Linked by Thom Holwerda on Wed 26th Feb 2014 12:31 UTC
Google

John Gruber, on Google's Project Tango:

Google is starting to remind me of Apple in the '90s: announcing more cool R&D prototypes than they release actual cool products. Even the R&D team names are similar - Google's is called "Advanced Technology and Projects"; Apple's was called "Advanced Technology Group".

Funny. Google's 'moonshots' actually remind me more of another R&D-focused company. Interestingly enough, without that company, the computer industry would have been set back decades, and Apple would most likely have been reduced to a footnote in computer history.

I would rather large companies spend their cash on potentially awesome research that may (or may not) advance computer technology and the human race, than have them stash it away in shady overseas bank accounts.

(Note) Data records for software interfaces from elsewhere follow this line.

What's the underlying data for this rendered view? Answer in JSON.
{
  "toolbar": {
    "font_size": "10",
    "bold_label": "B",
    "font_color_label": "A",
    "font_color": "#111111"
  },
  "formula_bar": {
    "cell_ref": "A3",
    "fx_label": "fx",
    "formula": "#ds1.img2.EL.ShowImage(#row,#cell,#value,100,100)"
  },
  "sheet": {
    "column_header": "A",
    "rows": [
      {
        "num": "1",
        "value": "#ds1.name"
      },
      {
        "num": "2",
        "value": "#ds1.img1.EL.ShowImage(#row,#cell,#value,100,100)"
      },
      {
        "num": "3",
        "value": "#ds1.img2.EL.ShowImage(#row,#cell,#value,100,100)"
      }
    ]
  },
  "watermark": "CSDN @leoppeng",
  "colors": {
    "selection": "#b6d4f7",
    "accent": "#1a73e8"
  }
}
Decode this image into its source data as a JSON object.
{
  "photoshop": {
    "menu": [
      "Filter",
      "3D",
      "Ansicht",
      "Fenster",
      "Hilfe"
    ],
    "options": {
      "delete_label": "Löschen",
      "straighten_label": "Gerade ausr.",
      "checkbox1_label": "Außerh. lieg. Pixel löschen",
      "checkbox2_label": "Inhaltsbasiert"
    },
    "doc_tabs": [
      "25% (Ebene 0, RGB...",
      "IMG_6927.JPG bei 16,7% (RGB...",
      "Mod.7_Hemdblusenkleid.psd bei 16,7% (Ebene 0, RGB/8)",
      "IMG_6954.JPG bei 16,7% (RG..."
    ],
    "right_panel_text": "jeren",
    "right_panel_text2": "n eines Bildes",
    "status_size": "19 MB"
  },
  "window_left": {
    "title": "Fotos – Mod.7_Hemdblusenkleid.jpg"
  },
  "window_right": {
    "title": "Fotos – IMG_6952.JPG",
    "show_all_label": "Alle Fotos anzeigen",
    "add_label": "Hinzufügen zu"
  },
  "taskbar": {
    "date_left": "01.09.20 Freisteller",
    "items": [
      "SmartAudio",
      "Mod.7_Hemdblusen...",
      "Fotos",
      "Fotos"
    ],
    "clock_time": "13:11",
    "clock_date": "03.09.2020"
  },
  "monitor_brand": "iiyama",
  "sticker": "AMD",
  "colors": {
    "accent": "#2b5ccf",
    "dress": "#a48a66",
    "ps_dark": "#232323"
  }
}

Thread beginning with comment 583590
To read all comments associated with this story, please click here.
Basic research moves us forward
by wargum on Wed 26th Feb 2014 14:47 UTC
wargum
Member since:
2006-12-15

I think the R&D approach taken by Apple is only good for them, whereas companies like HP or IBM do basic research that is ultimately good for anybody. Just think of the memristor! And there are many other areas, like quantum computing, that Apple doesn't want to touch because they are only interrested in the next cool product. Anybody dismissing all the hard research many companies are willing to pay for is not seeing the big picture, IMHO. Anyways, go basic research!

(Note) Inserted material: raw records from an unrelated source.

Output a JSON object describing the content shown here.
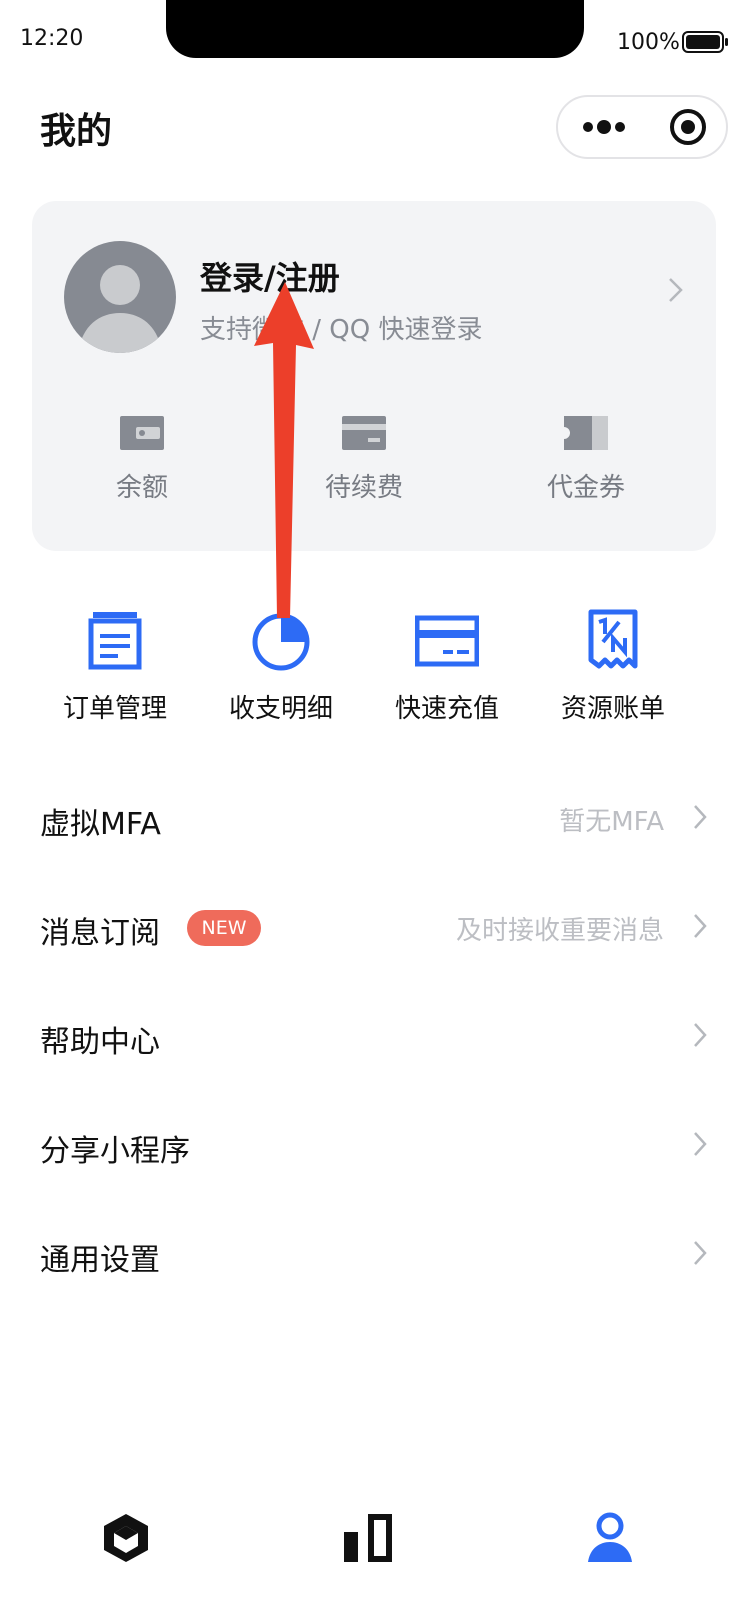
{
  "status_bar": {
    "time": "12:20",
    "battery": "100%"
  },
  "header": {
    "title": "我的",
    "capsule_more_icon": "more-dots-icon",
    "capsule_close_icon": "target-icon"
  },
  "login_card": {
    "title": "登录/注册",
    "subtitle": "支持微信 / QQ 快速登录",
    "wallet": [
      {
        "label": "余额",
        "icon": "wallet-icon"
      },
      {
        "label": "待续费",
        "icon": "card-icon"
      },
      {
        "label": "代金券",
        "icon": "voucher-icon"
      }
    ]
  },
  "quick_actions": [
    {
      "label": "订单管理",
      "icon": "order-icon"
    },
    {
      "label": "收支明细",
      "icon": "pie-chart-icon"
    },
    {
      "label": "快速充值",
      "icon": "credit-card-icon"
    },
    {
      "label": "资源账单",
      "icon": "bill-icon"
    }
  ],
  "menu": [
    {
      "label": "虚拟MFA",
      "value": "暂无MFA"
    },
    {
      "label": "消息订阅",
      "badge": "NEW",
      "value": "及时接收重要消息"
    },
    {
      "label": "帮助中心",
      "value": ""
    },
    {
      "label": "分享小程序",
      "value": ""
    },
    {
      "label": "通用设置",
      "value": ""
    }
  ],
  "tab_bar": [
    {
      "icon": "cube-icon",
      "active": false
    },
    {
      "icon": "bar-chart-icon",
      "active": false
    },
    {
      "icon": "user-icon",
      "active": true
    }
  ],
  "colors": {
    "accent": "#2d6bf5",
    "badge": "#ef6b5b",
    "arrow": "#ec3f2a"
  }
}
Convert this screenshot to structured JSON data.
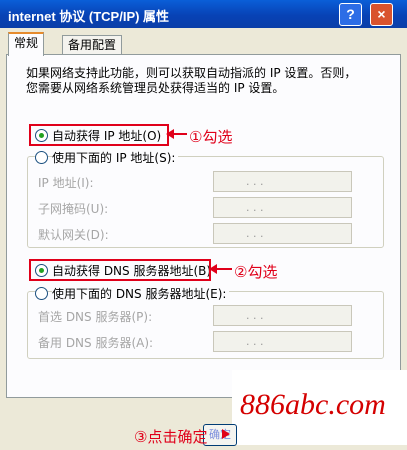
{
  "window": {
    "title": "internet 协议 (TCP/IP) 属性",
    "help_label": "?",
    "close_label": "×"
  },
  "tabs": [
    {
      "label": "常规",
      "active": true
    },
    {
      "label": "备用配置",
      "active": false
    }
  ],
  "description": {
    "line1": "如果网络支持此功能，则可以获取自动指派的 IP 设置。否则，",
    "line2": "您需要从网络系统管理员处获得适当的 IP 设置。"
  },
  "ip_section": {
    "auto_option": {
      "label": "自动获得 IP 地址(O)",
      "selected": true
    },
    "manual_option": {
      "label": "使用下面的 IP 地址(S):",
      "selected": false
    },
    "fields": [
      {
        "label": "IP 地址(I):",
        "value": ". . ."
      },
      {
        "label": "子网掩码(U):",
        "value": ". . ."
      },
      {
        "label": "默认网关(D):",
        "value": ". . ."
      }
    ]
  },
  "dns_section": {
    "auto_option": {
      "label": "自动获得 DNS 服务器地址(B)",
      "selected": true
    },
    "manual_option": {
      "label": "使用下面的 DNS 服务器地址(E):",
      "selected": false
    },
    "fields": [
      {
        "label": "首选 DNS 服务器(P):",
        "value": ". . ."
      },
      {
        "label": "备用 DNS 服务器(A):",
        "value": ". . ."
      }
    ]
  },
  "annotations": {
    "step1": "①勾选",
    "step2": "②勾选",
    "step3": "③点击确定"
  },
  "ok_button_label": "确定",
  "watermark": "886abc.com",
  "colors": {
    "annotation_red": "#e0001a",
    "titlebar_blue": "#0a5fd8",
    "radio_selected_green": "#21a121",
    "tab_highlight_orange": "#e68b2c"
  }
}
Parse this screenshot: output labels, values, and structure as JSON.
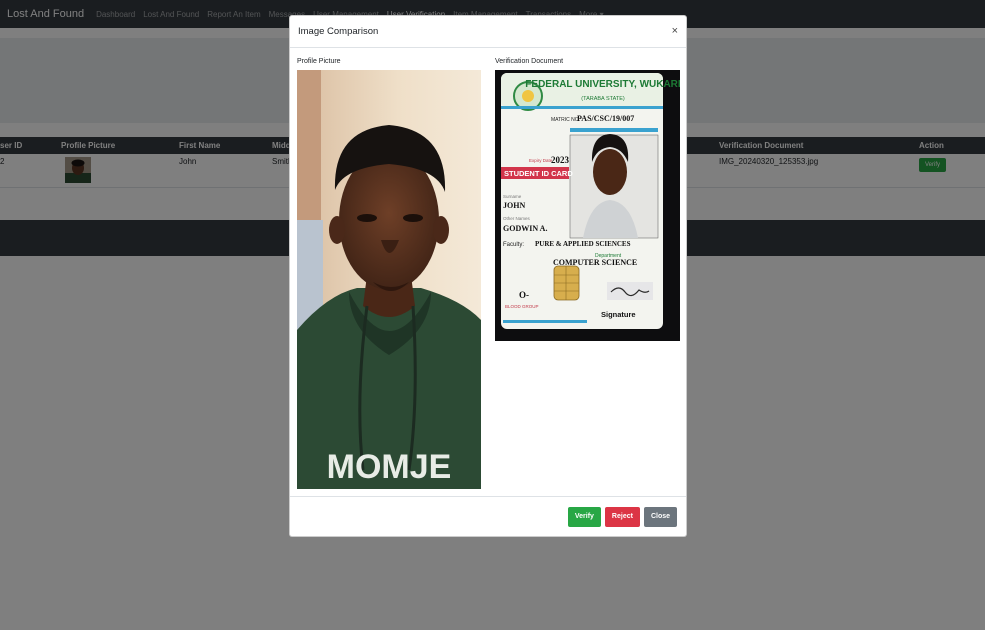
{
  "navbar": {
    "brand": "Lost And Found",
    "links": [
      "Dashboard",
      "Lost And Found",
      "Report An Item",
      "Messages",
      "User Management",
      "User Verification",
      "Item Management",
      "Transactions",
      "More ▾"
    ]
  },
  "table": {
    "headers": [
      "ser ID",
      "Profile Picture",
      "First Name",
      "Midd",
      "",
      "Verification Document",
      "Action"
    ],
    "row": {
      "id": "2",
      "first_name": "John",
      "middle_name": "Smith",
      "document": "IMG_20240320_125353.jpg",
      "action": "Verify"
    }
  },
  "modal": {
    "title": "Image Comparison",
    "close_symbol": "×",
    "profile_label": "Profile Picture",
    "document_label": "Verification Document",
    "buttons": {
      "verify": "Verify",
      "reject": "Reject",
      "close": "Close"
    }
  },
  "id_card": {
    "university": "FEDERAL UNIVERSITY, WUKARI",
    "state": "(TARABA STATE)",
    "matric_label": "MATRIC NO.",
    "matric_no": "PAS/CSC/19/007",
    "expiry_label": "Expiry Date",
    "expiry_year": "2023",
    "card_type": "STUDENT ID CARD",
    "surname_label": "Surname",
    "surname": "JOHN",
    "other_names_label": "Other Names",
    "other_names": "GODWIN A.",
    "faculty_label": "Faculty:",
    "faculty": "PURE & APPLIED SCIENCES",
    "department_label": "Department",
    "department": "COMPUTER SCIENCE",
    "blood_group": "O-",
    "blood_group_label": "BLOOD GROUP",
    "signature_label": "Signature"
  },
  "hoodie_print": "MOMJE"
}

Edited 2014-02-26 14:54 UTC

Reply Score: 5

Alfman Member since:
2011-01-28

wargum,

I agree it's good to do research for the sake of research. And I think it's good when the research can be shared among others to maximize public benefit, it is not good to lock it up in vaults. However it seems there is a risk that those who do the R&D won't be credited for it. Some companies just aren't altruistic enough to do research for the public good. Altruism is hard.

From personal experience, I've learned just how difficult it is to do work and NOT get credited for it. At a previous employer I conceived a new way to embed mainframe applications inside client applications, they liked my prototype so I took the project from conception to R&D. My employer built a product out of it. I was really taken aback when the boss promoting the product to a client claimed it was the achievement of a higher ranking coworker, who had made no material code contributions whatsoever. It makes me wonder about all the other faceless "cogs" in companies who's work was used to promote the image of those above them.

Edited 2014-02-26 16:21 UTC

Reply Parent Score: 4